The fourth Thursday of September of each year is a key date for the maritime industry. It is the World Maritime Day, which saw the commemoration of the history and work of the IMO on the 26th of last month. With safe navigation as a banner, this year’s theme was empowering women in the maritime community.
The IMO and World Maritime Day
The IMO was created in 1948 and entered into force in 1958. It was created to promote cooperation between governments in trade shipping regulations, as well as to facilitate the adoption of maritime safety standards, efficient navigation and the prevention of pollution at sea. In other words, to establish a common framework.
The World Maritime Day was celebrated for the first time on 17 March 1978 to mark the 20 anniversary of the IMO. A few years later, it established its current date at the end of September. Many things have changed since and while the organisation originally had 21 member states at that time, it now has more than 167, plus 3 associate ones, virtually all countries with a maritime interest.
The IMO was created with safe navigation in mind, a concept that encompasses almost every aspect of maritime operations and anything related to this, from the construction and equipment of ships up to their scrapping or training of personnel that work at sea.
About fifty IMO conventions govern maritime transport in its different aspects and the fact that these are internationally accepted maritime transport contributes to a much safer maritime transport, both for people and for ships, port facilities, the cargo being transported and the environment.

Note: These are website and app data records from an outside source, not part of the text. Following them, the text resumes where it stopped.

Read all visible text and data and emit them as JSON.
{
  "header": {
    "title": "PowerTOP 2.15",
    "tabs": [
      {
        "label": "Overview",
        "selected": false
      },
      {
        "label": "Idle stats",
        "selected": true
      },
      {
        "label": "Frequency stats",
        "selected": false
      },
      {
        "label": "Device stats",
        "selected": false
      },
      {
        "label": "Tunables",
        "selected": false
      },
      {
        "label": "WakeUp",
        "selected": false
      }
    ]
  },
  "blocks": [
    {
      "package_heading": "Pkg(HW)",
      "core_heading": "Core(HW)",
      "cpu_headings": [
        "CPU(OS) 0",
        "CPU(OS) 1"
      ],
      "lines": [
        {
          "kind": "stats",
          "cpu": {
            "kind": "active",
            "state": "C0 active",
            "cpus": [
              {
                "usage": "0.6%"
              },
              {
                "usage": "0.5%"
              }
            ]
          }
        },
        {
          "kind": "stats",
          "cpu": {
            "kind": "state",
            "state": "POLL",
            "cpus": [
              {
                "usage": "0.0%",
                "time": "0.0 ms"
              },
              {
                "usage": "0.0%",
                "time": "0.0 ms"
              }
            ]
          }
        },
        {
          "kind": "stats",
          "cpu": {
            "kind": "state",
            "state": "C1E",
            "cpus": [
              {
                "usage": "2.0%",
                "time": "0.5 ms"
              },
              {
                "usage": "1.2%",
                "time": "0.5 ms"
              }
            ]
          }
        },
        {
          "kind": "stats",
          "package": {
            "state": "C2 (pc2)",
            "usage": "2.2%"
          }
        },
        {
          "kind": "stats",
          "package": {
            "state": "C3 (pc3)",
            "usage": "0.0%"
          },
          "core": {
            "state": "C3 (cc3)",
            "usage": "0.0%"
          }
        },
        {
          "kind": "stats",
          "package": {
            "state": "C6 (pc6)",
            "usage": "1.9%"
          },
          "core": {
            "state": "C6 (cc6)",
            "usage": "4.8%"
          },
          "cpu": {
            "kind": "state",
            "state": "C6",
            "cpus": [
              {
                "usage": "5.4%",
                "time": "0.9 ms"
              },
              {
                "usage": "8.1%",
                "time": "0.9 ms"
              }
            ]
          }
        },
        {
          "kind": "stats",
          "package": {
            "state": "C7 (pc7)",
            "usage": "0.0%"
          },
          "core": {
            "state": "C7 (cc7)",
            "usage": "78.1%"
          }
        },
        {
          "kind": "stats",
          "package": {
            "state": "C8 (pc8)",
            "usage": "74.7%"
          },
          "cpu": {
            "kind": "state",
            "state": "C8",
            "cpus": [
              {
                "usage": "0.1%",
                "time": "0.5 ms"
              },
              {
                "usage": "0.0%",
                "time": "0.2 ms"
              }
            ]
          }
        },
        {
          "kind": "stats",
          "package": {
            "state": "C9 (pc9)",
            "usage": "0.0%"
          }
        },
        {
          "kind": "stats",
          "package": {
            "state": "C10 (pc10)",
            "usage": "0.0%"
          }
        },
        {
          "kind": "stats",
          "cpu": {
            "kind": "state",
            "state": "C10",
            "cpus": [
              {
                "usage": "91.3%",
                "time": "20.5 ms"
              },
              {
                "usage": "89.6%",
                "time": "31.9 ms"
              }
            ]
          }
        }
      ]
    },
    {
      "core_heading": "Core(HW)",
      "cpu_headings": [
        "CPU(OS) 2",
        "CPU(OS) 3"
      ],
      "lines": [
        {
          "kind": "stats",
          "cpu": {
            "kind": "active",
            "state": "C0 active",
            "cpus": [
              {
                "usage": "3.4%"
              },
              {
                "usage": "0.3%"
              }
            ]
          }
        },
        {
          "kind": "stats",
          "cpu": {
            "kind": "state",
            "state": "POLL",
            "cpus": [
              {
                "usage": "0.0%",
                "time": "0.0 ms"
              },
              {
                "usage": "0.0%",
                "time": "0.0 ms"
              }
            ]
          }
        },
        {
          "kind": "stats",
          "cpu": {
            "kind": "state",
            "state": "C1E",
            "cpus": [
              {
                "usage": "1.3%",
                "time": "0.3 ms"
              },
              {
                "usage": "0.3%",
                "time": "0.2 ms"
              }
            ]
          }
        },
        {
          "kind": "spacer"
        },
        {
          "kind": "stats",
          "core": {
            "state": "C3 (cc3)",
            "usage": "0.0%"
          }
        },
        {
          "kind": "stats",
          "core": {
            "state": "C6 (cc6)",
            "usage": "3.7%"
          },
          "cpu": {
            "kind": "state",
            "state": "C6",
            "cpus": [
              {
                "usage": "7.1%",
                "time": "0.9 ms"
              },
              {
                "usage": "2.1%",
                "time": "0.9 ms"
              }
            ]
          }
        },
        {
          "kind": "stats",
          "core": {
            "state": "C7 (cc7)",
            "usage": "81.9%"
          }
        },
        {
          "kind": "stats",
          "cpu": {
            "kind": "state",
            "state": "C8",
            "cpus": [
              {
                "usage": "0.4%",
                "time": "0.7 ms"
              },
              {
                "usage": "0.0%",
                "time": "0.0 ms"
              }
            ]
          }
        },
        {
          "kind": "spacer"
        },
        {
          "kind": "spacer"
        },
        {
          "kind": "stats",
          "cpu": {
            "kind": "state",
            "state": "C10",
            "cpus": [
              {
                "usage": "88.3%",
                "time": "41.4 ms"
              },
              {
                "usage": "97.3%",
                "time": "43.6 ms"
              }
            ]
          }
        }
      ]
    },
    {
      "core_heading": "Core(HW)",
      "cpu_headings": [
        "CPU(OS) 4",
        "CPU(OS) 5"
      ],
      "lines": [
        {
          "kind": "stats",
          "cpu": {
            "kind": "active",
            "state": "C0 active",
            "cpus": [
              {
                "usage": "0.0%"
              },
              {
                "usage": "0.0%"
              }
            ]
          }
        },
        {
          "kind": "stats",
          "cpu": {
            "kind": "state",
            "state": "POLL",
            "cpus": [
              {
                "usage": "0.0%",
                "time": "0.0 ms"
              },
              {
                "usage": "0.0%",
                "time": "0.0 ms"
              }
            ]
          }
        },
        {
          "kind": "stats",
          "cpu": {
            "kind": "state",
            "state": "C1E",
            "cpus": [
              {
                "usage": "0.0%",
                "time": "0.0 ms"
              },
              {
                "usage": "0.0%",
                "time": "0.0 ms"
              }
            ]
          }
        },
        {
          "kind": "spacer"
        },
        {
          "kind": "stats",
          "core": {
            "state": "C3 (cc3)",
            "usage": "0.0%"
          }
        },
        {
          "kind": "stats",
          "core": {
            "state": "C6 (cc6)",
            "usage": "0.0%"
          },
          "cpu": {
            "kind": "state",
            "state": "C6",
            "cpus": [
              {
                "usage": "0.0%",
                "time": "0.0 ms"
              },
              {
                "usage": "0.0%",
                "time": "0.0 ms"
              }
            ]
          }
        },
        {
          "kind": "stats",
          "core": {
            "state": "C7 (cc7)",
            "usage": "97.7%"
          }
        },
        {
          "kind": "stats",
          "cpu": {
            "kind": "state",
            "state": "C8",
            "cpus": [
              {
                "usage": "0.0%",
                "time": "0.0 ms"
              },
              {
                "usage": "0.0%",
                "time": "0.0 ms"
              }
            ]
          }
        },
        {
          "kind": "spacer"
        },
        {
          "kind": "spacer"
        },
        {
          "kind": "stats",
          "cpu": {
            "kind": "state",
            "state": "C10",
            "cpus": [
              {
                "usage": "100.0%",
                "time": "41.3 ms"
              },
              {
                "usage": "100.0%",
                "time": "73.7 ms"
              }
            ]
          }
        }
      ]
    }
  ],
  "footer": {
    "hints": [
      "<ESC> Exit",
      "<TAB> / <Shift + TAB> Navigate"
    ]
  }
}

And respect for the environment is an urgent issue for safe navigation in the 21st century. With decarbonisation of maritime transport being the primary battle for the IMO, the World Maritime Day highlights initiatives both for reducing contamination as well as helping countries to quantify their port emissions.
The presence of women at sea
The last World Maritime Day aimed to give visibility to women in maritime jobs. Women currently represent only 2% out of the 1.2 million seafarers worldwide, 94% of which are dedicated to the cruise ship segment.
Given these unfortunate figures, the World Maritime Day, under the slogan “Empowering women in the maritime community”, aimed to recognise the important contribution of women within the maritime sector, for this to be increased in the near future.
The IMO’s gender programme actually began in 1988. Since then, it has supported access to maritime training and employment opportunities for women in the maritime sector. But it still has a long way to go.
Bilogistik, a commitment to safe navigation.
It is not only the states, but also the companies that are committed to the World Maritime Day goals. Bilogistik is doing this, committed to responsible transportation and progress in the maritime sector:
- Respect for the environment: We comply with all the efficient navigation and environmental regulations to minimise emissions, such as those of the IMO 2020 mandate.
- Secure shipping: One of the keys to ensuring dispatches is for each operation to adjust to the type of cargo transported. This prevents delays and incidents that may adversely affect the cargo or cause damage to third parties. Bilogistik is also involved in every stage of the logistics chain, thus ensuring shipments.
- Gender equality Our workplace is a discrimination-free zone. We encourage the presence of women in our organisation and we hope for its specific weight in the sector as a whole to reach parity as soon as possible.
These points make Bilogistik’s mission aligned with that of the international maritime authority. Aspects that the World Maritime Day will continue raising awareness of, the next of which will be held on 24 September 2020.